# [ASSIGNED TASK]
Looking at the records below, say how many lines include "message", and add nothing else.

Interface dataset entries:
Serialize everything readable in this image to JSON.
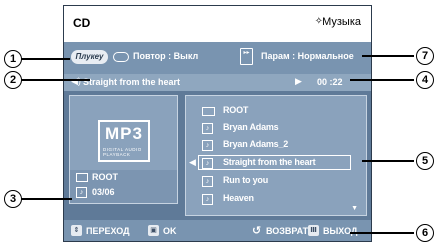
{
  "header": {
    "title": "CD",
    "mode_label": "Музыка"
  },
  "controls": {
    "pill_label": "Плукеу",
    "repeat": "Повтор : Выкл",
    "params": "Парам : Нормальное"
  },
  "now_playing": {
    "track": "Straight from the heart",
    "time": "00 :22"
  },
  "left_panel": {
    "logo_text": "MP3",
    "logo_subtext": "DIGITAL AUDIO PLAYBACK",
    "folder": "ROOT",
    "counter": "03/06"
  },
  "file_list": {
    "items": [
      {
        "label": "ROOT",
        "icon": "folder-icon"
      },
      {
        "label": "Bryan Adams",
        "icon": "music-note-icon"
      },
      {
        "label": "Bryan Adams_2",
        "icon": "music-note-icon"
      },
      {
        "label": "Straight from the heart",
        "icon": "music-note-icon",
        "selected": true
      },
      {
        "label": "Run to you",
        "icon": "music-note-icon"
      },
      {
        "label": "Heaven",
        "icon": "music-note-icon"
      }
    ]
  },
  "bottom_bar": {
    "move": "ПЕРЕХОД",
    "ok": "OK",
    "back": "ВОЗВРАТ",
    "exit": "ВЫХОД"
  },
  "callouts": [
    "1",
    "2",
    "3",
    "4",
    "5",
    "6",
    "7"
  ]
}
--
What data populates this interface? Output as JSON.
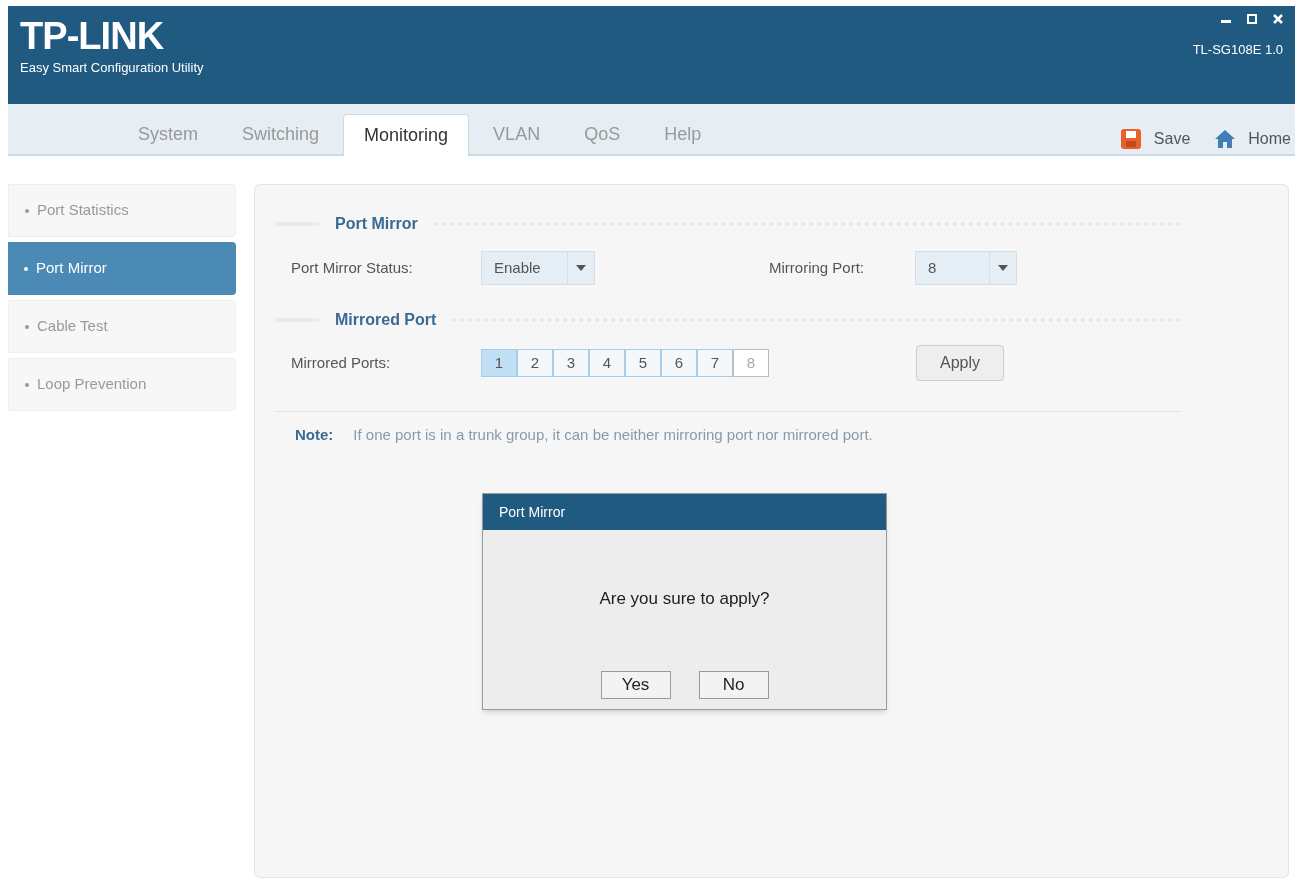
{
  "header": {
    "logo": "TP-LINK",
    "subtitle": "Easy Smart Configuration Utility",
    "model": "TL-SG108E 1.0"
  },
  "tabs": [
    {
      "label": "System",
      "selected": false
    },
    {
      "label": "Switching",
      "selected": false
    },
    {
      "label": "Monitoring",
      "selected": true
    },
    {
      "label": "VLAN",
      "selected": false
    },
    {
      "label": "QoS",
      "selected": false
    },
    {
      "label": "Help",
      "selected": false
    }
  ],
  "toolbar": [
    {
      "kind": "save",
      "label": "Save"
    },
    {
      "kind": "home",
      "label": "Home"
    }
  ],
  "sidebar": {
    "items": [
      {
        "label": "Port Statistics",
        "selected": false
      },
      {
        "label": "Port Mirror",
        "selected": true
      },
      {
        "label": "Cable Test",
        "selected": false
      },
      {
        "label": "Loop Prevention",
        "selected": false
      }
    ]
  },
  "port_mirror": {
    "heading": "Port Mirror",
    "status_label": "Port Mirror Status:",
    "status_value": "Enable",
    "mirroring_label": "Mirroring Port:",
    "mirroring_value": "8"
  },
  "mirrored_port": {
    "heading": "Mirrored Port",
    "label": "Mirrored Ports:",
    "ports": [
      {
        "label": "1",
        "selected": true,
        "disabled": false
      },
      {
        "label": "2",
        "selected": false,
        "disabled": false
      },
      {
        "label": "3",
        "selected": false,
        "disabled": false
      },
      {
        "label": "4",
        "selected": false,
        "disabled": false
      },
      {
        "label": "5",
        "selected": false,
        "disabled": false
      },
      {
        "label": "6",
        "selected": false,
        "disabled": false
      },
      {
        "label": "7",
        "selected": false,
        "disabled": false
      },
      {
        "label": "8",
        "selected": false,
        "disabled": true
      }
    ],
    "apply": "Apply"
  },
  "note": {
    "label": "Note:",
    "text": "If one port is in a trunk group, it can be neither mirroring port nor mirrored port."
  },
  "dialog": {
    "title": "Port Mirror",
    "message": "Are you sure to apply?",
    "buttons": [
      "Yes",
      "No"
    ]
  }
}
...
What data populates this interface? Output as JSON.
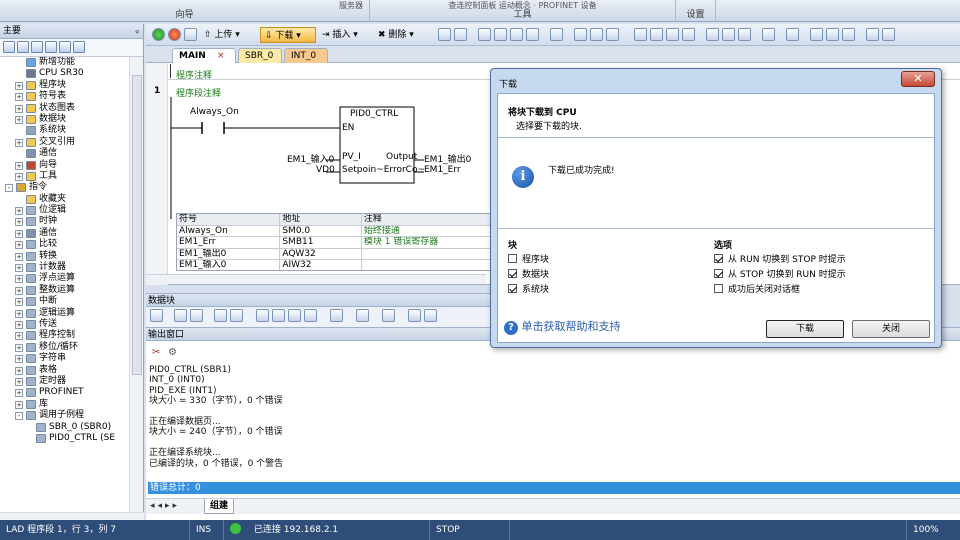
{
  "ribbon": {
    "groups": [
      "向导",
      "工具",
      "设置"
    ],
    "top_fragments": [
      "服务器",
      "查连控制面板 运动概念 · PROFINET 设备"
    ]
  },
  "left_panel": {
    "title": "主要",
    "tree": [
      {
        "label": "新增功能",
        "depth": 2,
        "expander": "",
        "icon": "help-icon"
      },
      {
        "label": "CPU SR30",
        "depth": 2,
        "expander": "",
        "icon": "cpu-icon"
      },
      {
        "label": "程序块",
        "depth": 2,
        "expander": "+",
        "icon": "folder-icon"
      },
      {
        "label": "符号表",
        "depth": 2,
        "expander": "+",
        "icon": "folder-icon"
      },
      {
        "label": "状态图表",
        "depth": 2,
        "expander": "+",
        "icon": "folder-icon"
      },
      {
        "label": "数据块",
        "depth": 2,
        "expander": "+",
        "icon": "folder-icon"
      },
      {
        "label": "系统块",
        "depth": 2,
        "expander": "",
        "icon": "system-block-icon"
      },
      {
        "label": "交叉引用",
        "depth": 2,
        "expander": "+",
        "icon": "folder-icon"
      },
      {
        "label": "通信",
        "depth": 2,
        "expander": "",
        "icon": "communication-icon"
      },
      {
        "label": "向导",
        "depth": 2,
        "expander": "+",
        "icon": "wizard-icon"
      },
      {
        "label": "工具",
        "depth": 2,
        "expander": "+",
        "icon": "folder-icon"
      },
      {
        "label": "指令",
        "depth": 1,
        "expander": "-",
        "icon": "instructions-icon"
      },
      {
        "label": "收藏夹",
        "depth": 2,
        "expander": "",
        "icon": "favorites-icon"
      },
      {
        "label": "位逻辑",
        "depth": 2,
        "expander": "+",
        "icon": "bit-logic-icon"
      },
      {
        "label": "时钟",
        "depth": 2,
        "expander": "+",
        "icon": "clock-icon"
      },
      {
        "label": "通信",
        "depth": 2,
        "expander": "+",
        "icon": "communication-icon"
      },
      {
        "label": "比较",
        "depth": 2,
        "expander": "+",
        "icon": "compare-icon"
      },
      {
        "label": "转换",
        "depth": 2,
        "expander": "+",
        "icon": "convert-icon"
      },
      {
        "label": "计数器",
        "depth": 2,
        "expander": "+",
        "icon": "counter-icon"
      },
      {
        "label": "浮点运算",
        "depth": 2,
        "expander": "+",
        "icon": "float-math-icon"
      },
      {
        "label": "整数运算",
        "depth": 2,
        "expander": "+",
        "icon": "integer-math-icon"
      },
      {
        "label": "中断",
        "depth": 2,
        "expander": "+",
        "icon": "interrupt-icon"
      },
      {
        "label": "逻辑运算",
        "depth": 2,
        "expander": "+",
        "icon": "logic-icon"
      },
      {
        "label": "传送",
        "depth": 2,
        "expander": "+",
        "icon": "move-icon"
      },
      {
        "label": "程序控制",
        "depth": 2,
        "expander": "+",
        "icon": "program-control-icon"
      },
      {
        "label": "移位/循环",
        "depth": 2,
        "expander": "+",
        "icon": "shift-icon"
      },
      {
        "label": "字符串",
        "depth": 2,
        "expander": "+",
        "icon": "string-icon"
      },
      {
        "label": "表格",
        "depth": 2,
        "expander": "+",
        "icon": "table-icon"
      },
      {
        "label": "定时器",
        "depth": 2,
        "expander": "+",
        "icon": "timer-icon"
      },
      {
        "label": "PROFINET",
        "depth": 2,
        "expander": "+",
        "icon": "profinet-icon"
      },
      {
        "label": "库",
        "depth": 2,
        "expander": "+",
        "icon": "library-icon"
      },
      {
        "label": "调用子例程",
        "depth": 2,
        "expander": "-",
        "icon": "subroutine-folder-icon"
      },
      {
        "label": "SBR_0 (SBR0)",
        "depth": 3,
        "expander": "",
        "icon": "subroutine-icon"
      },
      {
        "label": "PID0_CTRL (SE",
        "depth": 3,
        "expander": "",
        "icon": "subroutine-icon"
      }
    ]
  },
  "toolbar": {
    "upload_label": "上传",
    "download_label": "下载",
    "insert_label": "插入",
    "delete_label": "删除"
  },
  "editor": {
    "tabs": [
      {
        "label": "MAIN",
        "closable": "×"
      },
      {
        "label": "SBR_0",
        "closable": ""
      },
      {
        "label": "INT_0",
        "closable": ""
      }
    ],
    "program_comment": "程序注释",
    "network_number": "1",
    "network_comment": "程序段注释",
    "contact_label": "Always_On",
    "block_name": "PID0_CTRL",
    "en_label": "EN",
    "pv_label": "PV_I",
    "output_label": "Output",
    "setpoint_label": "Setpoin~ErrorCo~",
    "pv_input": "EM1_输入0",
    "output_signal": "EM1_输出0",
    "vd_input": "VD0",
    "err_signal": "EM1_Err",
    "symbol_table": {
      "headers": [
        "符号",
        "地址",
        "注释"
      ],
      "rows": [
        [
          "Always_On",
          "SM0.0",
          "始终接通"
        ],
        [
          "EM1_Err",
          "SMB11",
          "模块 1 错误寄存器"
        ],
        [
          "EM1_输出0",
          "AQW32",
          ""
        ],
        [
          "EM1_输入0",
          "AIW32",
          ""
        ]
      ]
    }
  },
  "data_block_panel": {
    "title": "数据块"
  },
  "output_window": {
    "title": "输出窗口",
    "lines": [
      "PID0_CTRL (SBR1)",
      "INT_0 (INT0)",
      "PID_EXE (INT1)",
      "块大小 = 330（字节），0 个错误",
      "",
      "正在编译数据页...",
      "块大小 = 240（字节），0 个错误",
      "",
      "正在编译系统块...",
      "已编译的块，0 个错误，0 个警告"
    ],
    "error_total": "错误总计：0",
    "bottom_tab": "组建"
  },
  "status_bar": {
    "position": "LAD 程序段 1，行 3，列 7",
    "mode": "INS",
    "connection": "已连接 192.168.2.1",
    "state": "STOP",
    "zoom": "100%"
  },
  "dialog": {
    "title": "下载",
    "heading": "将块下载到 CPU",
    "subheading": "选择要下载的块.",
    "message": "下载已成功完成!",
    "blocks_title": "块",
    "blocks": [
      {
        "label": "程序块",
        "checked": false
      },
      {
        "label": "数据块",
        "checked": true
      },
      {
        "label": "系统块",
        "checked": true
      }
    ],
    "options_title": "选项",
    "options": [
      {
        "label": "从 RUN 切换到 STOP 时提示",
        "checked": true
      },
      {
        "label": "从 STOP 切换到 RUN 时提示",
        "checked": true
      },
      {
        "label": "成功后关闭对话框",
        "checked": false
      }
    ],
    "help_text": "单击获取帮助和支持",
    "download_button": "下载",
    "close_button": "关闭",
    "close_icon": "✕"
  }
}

# [OUTPUT FOR THIS EXERCISE]
2